Launched in 1991 as a joint venture of Loral Corporation and Qualcomm, Globalstar now builds and operates worldwide, low-earth orbit (LEO) satellite-based digital telecommunications systems. The company is a leading provider of mobile satellite voice and data services.
Globalstar announced last week that the Federal Communications Commission (FCC) placed Globalstar’s requested notice of proposed rulemaking on circulation for consideration by the full Commission.
Submitted in August, Globalstar’s request hopes to improve the resiliency of mobile wireless communication networks. “Essentially, if the FCC grants our petition, Globalstar can increase the nation’s Wi-Fi capacity by no less than 33% very quickly,” said L. Barbee Ponder, Globalstar’s General Counsel and Vice President Regulatory Affairs.
“A portion of Globalstar’s satellite spectrum is adjacent to the public Wi-Fi band at 2.4 GHz. Currently, there are only three public Wi-Fi channels available, Chs. 1, 6 and 11. In many urban areas, these channels are now saturated with use – the “Wi-Fi Traffic Jam.” Globalstar has the ability to “open up” a fourth 22 MHz channel under the existing IEEE 802.11 standard, Channel 14.”
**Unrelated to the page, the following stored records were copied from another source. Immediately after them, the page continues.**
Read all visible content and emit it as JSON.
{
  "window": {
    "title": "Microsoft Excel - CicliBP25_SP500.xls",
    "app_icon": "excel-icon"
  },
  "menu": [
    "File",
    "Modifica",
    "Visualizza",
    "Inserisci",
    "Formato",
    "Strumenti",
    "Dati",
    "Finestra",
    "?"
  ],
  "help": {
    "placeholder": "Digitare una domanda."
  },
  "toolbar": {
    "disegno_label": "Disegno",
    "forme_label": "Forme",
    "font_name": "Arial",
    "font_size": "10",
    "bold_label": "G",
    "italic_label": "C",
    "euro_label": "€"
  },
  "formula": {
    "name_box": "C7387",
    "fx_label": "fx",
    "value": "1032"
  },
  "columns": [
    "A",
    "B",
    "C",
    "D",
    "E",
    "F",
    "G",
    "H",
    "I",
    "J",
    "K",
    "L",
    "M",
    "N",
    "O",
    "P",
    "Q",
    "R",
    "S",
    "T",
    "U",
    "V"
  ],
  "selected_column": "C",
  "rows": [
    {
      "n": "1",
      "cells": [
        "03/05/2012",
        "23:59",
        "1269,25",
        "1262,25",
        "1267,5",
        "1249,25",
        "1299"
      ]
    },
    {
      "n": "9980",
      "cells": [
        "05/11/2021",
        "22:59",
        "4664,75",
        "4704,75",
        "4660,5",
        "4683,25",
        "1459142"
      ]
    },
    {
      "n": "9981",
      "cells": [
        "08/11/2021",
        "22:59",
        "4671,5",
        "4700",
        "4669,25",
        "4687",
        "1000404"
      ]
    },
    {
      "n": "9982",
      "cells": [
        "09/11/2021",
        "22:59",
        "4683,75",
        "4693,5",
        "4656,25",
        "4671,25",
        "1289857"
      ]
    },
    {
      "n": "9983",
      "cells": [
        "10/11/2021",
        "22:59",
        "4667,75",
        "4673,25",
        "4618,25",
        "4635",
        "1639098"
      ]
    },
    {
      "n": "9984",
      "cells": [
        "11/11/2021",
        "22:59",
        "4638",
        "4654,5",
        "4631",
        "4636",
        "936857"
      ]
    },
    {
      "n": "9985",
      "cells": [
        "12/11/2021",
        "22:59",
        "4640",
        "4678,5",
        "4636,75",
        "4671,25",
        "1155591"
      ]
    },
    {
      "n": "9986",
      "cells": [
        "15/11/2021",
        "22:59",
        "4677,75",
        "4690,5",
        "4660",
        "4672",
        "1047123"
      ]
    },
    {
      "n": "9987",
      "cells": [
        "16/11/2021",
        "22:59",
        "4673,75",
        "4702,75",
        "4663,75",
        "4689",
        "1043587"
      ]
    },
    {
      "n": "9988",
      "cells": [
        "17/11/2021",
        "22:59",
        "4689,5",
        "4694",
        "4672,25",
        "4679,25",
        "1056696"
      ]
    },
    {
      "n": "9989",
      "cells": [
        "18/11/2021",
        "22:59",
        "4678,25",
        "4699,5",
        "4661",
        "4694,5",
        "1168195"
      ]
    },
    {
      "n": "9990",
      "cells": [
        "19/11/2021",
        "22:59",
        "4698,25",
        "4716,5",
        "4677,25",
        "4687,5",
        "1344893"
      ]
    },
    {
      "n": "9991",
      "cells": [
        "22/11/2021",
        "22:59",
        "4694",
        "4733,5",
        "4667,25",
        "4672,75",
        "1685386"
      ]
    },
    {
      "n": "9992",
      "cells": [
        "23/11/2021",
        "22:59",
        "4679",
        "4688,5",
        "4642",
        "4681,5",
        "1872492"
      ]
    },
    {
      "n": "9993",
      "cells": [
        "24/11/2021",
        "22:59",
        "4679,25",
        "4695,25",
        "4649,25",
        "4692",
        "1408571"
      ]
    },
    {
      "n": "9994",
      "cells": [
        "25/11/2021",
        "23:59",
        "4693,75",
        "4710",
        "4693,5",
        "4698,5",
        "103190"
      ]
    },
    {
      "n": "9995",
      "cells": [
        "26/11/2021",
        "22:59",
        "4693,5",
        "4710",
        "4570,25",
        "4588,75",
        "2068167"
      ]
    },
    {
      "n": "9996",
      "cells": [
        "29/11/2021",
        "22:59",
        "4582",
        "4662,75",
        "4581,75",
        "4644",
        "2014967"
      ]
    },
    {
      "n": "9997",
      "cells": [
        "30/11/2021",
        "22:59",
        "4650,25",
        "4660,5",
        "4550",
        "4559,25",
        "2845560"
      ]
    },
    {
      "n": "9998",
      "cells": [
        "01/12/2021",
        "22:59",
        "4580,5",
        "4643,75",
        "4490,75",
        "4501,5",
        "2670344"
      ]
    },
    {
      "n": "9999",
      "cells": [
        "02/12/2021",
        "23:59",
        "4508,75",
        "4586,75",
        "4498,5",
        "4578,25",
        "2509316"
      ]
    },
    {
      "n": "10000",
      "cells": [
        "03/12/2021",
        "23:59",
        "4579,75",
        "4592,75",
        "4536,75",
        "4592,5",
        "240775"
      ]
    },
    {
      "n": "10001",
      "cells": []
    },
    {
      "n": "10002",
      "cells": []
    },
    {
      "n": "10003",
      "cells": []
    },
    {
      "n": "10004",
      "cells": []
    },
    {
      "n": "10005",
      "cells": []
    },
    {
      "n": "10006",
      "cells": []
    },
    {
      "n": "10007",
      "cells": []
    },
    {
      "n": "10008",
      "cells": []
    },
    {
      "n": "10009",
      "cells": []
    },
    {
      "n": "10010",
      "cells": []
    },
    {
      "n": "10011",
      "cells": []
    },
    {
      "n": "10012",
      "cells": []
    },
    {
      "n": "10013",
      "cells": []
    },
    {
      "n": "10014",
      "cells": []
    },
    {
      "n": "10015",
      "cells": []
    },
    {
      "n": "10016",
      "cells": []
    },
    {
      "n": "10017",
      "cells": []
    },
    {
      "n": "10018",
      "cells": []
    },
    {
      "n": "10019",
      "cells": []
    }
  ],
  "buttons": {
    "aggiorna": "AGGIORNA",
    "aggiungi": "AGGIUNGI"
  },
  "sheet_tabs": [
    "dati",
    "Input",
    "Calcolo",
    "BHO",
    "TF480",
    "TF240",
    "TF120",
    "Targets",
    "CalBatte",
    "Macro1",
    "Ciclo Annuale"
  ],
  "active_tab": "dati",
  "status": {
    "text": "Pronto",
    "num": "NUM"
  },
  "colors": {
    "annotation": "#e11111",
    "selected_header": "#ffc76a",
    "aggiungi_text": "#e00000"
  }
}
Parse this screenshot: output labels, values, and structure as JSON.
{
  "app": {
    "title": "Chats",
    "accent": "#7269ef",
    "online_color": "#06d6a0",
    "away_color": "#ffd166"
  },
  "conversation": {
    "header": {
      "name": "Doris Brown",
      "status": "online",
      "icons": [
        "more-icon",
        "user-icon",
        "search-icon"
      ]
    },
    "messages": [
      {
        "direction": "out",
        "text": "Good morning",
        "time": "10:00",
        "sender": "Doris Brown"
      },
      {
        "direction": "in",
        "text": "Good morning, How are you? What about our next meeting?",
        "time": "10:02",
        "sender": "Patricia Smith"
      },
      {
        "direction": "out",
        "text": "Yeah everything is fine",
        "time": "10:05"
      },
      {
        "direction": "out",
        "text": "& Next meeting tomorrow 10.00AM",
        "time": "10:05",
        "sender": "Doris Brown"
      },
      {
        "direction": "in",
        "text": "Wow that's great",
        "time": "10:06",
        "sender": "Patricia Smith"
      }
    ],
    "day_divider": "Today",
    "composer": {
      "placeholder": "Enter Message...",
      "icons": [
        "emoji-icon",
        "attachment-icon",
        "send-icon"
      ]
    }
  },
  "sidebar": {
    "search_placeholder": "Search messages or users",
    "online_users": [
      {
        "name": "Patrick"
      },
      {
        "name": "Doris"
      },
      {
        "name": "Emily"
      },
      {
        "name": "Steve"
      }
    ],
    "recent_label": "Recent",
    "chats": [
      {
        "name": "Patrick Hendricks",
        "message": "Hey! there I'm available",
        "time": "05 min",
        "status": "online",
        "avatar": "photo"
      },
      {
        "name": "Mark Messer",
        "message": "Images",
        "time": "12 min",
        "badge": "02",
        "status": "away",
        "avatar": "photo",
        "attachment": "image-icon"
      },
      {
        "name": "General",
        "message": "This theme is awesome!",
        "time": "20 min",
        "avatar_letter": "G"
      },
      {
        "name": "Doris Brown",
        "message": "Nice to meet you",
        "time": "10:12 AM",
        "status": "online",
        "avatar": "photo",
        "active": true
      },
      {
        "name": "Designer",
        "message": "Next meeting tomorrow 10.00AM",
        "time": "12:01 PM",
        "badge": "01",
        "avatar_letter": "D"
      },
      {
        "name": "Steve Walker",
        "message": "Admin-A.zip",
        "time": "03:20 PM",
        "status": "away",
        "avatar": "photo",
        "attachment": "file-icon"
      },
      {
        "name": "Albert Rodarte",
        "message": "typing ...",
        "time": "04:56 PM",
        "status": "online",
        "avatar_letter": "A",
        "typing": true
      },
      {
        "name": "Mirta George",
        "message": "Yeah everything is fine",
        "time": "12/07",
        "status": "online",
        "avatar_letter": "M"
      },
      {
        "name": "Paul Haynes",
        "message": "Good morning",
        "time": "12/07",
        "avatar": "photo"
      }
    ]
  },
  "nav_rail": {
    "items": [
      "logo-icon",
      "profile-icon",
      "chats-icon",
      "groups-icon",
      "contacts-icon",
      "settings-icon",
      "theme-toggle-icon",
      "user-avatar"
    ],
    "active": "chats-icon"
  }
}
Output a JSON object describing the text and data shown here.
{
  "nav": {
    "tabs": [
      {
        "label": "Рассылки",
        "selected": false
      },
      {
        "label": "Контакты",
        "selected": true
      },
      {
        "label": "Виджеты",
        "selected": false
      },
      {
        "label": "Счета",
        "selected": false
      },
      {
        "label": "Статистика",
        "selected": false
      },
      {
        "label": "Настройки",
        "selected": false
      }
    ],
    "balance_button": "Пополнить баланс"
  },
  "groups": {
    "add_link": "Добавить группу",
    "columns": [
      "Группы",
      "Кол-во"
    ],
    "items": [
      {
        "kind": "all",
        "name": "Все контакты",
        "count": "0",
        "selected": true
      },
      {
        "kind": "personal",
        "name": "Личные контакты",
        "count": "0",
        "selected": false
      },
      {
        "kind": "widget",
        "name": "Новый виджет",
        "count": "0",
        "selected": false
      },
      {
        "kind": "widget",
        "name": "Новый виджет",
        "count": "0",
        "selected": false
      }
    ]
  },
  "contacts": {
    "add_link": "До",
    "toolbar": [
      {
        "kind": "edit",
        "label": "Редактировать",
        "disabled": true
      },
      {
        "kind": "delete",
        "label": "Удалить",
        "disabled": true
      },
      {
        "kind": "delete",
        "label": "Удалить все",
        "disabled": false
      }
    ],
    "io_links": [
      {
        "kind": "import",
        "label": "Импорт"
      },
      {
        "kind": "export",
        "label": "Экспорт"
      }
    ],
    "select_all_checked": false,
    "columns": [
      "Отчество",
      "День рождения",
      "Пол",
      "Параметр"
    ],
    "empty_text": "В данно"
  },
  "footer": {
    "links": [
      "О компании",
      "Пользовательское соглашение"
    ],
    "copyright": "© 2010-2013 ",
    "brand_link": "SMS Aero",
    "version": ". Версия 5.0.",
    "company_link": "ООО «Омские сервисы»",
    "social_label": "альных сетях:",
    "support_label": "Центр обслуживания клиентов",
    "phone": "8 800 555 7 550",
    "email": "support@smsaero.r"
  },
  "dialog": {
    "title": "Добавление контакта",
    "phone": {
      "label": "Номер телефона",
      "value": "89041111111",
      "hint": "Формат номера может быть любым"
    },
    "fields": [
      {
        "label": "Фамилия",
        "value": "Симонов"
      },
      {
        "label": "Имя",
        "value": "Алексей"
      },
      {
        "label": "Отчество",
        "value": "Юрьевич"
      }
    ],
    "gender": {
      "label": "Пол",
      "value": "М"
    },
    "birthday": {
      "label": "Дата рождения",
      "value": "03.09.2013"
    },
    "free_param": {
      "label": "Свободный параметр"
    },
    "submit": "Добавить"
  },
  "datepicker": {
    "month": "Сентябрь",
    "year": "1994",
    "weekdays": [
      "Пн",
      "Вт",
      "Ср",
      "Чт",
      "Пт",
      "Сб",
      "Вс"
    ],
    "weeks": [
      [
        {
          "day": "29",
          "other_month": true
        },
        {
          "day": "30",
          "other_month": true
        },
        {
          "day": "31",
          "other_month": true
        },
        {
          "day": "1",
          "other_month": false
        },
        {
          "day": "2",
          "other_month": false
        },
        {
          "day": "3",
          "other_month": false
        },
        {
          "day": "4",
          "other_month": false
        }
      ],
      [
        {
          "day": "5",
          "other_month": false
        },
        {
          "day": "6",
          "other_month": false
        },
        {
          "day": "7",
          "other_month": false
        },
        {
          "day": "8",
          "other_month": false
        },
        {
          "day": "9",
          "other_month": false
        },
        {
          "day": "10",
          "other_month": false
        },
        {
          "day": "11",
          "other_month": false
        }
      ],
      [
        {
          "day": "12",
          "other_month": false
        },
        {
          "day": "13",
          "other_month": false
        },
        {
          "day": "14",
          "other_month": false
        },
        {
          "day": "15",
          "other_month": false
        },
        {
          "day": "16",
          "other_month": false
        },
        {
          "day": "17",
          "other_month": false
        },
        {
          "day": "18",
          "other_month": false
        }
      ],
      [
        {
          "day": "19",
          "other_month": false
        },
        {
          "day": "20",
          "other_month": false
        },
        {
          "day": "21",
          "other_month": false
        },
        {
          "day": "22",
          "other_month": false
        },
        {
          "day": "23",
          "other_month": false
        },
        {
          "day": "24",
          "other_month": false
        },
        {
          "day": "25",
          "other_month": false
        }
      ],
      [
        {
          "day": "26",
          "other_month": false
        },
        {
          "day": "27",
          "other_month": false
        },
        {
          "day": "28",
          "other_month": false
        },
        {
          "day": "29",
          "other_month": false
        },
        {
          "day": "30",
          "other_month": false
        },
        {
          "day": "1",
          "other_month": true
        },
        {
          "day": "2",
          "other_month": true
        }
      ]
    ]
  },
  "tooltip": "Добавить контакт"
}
“We are very pleased that the FCC is moving forward with Globalstar’s requested rulemaking,” said Ponder. “With hundreds of millions of Wi-Fi devices now being sold annually, only Globalstar’s proposed Terrestrial Low Power Service (TLPS) can provide an immediate solution to help alleviate existing Wi-Fi congestion. We look forward to expeditious action and new Commission rules permitting Globalstar to offer truly innovative terrestrial mobile broadband services including TLPS over its licensed spectrum.”
For more information, visit Globalstar.com.